(Interface dataset entries)
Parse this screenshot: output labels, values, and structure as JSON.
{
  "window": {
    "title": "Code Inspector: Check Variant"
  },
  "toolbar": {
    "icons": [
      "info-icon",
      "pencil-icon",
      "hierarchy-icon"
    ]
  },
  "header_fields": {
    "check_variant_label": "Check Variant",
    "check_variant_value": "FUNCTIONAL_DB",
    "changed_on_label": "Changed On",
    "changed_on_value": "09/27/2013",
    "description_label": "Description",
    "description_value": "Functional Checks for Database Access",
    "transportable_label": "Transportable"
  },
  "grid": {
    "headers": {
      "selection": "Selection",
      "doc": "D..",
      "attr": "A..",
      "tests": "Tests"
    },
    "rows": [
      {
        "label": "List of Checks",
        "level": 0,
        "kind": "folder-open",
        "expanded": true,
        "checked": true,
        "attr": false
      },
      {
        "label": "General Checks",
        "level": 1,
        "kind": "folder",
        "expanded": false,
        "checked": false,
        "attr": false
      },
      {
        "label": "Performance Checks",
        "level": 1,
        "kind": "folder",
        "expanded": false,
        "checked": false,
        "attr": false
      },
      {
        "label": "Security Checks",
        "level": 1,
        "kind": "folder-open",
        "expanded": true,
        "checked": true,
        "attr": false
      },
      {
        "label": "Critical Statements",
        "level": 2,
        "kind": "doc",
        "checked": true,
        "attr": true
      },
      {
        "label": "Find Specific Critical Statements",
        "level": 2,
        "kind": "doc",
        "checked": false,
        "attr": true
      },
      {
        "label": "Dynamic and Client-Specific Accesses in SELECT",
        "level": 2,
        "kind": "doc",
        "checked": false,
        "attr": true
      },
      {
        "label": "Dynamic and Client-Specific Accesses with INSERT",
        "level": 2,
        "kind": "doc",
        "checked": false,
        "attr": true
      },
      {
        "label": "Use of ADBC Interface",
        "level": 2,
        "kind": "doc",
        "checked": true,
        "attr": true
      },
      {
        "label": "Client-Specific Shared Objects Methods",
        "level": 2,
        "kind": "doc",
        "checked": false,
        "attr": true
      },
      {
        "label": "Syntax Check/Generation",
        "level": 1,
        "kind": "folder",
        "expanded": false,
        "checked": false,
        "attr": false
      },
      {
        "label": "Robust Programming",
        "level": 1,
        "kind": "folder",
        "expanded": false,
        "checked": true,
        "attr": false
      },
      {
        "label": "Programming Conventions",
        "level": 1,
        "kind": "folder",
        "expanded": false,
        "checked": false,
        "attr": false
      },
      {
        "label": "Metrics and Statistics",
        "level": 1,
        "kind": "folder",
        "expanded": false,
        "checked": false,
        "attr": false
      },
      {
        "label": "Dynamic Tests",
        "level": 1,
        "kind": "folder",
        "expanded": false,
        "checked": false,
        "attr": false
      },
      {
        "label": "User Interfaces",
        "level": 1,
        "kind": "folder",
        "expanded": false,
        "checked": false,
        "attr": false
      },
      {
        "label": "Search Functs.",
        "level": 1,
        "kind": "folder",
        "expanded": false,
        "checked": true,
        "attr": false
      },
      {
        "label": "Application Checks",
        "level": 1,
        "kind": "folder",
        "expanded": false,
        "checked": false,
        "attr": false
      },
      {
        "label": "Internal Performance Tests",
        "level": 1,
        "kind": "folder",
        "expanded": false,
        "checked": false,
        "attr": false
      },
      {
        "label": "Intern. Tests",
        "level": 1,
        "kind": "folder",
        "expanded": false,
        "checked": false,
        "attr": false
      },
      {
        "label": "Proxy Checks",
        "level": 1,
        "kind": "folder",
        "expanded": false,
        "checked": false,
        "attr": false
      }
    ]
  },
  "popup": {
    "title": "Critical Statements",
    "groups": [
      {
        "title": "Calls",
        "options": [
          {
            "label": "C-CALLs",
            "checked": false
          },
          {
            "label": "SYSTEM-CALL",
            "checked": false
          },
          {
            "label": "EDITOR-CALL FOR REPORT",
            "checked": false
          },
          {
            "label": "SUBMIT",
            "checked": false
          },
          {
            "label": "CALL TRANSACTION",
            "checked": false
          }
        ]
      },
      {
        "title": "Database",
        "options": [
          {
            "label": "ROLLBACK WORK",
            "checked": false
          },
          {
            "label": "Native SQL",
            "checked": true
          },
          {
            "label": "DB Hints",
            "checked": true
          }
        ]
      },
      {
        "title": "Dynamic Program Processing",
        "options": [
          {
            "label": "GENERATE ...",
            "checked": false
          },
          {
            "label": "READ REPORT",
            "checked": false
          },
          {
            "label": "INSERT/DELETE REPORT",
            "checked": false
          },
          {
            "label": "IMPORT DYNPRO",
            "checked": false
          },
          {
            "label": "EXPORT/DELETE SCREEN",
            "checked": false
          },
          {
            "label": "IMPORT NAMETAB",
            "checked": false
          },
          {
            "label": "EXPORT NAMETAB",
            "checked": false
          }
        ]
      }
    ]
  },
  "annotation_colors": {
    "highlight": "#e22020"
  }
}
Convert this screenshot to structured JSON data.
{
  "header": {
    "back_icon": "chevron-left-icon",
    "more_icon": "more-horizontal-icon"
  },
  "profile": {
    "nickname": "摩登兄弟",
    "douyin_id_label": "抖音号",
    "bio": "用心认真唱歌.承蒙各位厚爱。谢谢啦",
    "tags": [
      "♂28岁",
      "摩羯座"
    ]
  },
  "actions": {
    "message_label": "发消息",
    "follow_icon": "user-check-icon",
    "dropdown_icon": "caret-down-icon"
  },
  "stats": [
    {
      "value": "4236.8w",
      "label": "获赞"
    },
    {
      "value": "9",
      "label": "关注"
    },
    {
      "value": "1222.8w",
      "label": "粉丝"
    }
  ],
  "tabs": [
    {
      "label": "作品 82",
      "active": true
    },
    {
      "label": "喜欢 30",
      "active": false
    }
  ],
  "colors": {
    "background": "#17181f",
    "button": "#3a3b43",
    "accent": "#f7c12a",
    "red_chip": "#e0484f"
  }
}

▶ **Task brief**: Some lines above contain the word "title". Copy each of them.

▶ **Task solution**:
    "title": "Code Inspector: Check Variant"
    "title": "Critical Statements",
        "title": "Calls",
        "title": "Database",
        "title": "Dynamic Program Processing",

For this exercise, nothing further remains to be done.